A day after Venezuelan president Hugo Chavez admitted he could loose next Sunday's referendum to reform the constitution, a public opinion poll confirmed that those voting NO are well ahead of those who support the package or reforms.

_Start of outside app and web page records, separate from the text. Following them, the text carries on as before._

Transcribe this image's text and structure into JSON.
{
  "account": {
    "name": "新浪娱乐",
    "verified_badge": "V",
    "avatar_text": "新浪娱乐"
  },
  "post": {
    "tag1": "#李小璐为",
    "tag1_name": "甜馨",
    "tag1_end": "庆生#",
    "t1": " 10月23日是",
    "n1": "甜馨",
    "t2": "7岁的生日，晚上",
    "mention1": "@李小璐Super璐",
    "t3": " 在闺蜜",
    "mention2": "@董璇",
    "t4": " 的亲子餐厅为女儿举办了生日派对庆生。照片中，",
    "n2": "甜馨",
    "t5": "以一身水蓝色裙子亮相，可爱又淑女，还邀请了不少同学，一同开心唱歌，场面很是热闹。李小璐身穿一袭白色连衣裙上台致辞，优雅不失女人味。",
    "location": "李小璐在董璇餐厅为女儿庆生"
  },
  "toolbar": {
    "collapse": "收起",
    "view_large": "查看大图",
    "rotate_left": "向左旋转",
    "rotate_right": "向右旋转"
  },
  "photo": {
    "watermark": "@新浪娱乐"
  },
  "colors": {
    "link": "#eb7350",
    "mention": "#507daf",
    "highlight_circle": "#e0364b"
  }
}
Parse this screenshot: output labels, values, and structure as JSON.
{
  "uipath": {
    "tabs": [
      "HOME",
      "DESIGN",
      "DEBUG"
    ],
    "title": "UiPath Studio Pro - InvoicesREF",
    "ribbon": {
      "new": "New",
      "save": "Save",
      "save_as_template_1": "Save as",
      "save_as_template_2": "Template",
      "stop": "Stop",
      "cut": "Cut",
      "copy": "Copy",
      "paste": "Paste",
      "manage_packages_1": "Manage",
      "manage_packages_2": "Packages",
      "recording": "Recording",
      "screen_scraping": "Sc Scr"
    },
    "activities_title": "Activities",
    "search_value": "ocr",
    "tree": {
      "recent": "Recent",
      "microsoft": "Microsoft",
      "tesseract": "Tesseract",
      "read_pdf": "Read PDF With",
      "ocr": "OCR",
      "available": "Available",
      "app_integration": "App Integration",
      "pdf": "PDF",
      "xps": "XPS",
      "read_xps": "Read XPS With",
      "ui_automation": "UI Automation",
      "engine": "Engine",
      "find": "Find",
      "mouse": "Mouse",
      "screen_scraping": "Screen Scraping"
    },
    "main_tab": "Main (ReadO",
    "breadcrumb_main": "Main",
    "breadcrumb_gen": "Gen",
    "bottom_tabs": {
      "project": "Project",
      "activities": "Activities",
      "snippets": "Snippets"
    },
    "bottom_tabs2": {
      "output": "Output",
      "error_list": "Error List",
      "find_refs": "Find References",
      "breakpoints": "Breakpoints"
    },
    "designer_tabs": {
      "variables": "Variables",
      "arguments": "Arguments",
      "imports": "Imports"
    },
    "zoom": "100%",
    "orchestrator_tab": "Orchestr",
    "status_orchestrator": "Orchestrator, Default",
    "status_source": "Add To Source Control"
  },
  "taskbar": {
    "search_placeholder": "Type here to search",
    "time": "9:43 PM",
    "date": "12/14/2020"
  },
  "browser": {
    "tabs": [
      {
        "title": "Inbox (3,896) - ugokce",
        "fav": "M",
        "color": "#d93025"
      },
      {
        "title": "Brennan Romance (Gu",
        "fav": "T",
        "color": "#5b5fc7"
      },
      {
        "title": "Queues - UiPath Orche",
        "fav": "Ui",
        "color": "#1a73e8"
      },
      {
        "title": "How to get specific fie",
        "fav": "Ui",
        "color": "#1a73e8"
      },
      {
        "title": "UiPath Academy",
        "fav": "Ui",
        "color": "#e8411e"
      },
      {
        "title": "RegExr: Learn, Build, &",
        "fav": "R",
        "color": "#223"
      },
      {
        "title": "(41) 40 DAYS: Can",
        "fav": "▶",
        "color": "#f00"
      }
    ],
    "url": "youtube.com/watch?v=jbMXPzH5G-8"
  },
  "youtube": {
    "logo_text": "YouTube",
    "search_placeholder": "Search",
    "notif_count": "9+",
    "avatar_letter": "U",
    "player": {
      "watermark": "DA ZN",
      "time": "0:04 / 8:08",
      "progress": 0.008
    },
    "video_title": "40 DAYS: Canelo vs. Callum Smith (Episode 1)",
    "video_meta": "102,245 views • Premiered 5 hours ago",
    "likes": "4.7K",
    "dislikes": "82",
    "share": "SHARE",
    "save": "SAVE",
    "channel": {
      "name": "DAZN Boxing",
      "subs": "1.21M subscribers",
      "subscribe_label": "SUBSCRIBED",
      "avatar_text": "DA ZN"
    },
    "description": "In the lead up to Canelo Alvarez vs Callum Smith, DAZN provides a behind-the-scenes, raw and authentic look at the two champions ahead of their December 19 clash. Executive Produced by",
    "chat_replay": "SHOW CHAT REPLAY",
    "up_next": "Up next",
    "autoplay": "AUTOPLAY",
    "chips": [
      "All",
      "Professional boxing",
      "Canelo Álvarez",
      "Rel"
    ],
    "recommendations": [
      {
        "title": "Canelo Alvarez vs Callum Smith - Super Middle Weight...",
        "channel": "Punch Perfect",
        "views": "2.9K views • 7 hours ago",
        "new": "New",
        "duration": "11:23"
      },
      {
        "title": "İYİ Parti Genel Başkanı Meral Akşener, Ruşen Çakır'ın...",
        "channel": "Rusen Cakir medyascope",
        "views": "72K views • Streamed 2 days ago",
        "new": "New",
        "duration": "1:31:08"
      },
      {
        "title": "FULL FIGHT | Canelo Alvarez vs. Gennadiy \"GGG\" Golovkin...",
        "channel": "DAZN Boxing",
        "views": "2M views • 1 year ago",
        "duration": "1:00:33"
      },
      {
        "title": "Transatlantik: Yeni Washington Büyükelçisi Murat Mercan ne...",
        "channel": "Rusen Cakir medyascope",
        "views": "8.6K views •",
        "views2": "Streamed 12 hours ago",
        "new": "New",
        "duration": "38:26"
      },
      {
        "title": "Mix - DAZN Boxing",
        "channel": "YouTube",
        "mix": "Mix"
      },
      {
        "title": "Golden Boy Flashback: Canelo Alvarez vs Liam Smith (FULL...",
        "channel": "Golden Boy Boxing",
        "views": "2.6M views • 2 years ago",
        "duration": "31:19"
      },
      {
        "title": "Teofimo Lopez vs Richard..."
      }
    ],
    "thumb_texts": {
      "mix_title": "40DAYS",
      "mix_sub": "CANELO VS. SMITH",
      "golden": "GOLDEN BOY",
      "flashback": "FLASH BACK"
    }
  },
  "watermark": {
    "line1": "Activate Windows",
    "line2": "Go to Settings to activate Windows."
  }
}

The survey was conducted by Caracas polling firm Datanalisis, whose polls ahead of past votes have consistently matched Chávez's electoral victories. It found about 44.6% of likely voters oppose Chávez's reforms, well ahead of 30.8% who favor the changes. "Chávez has never gone into an election without being an overwhelming majority from the beginning," Datanalisis pollster Luis Vicente Leon told reporters. "This is the first time it's reversed." However the poll published in Caracas El Universal also shows that the number of undecided voters is 18.6% while 6% did not reply. Furthermore since voting in the referendum is not compulsory the NO advantage drops from 13.8 to 9.5%. Luis Vicente Leon added that in spite of the fact Chavez is behind, "he has the power and resources to revert the polls results". In related news it was reported that the Organization of American States and the European Union are impeded from sending observers to the referendum since they were not invited with sufficient time. Both organizations have had an active participation in the nine elections held in Venezuela in the last eight years. Voters will decide in the December 2 whether to approve reforms that would do away with presidential term limits, extend terms from six to seven years, create new types of property to be managed by cooperatives and communities, eliminate the Central Bank autonomy among other changes. In spite of Chavez support among the dispossessed in Venezuela, analysts believe next Sunday voters could also express their dissatisfaction with the current administration: lack of basic food items such as milk; inflation; crime and insecurity; and the fact that in previous oil prices boom none of this happened. Besides centralization of power in Caracas, as contemplated in the reform, means less autonomy for states and cities, which have their own bureaucracy. Chavez lately had clashed (and insulted) the Catholic Church, the trade unions, student organizations and is mounting a system of armed militia, block by block, which neither the law enforcement nor armed forces see with good eyes.